[WORK ORDER]
Tally the lines in the records underneath that contain the string "value", and state the figure by itself.

(Dataset rows describing interfaces)

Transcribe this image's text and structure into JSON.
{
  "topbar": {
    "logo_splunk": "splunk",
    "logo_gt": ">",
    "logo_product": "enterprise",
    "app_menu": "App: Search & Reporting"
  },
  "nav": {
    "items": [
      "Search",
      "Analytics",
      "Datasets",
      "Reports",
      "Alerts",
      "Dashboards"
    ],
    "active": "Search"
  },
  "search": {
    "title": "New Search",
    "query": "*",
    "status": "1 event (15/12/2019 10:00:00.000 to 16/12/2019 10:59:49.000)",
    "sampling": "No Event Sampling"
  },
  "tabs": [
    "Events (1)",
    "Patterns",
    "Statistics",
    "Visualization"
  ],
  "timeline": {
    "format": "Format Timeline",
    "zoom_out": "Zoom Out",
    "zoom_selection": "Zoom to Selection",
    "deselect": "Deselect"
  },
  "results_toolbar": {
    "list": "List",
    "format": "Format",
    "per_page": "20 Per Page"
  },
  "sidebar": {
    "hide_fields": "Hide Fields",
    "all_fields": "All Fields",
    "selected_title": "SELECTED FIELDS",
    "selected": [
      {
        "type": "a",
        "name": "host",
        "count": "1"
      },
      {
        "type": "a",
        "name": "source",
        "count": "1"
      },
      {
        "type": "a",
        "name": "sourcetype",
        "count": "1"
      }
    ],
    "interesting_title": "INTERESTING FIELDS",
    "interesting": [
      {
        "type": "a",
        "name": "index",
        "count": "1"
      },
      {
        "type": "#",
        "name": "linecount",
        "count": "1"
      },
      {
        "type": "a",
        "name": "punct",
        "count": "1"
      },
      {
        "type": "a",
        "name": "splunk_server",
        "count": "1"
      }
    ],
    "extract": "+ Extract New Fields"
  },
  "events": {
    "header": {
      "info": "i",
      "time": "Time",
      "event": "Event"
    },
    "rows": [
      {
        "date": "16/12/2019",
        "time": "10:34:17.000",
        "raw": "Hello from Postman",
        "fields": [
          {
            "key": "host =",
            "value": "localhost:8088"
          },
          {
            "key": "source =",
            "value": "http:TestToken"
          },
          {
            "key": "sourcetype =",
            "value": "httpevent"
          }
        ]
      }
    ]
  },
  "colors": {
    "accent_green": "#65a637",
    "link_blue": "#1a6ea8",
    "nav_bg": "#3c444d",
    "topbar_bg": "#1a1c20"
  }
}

[PROBLEM SOLUTION]
3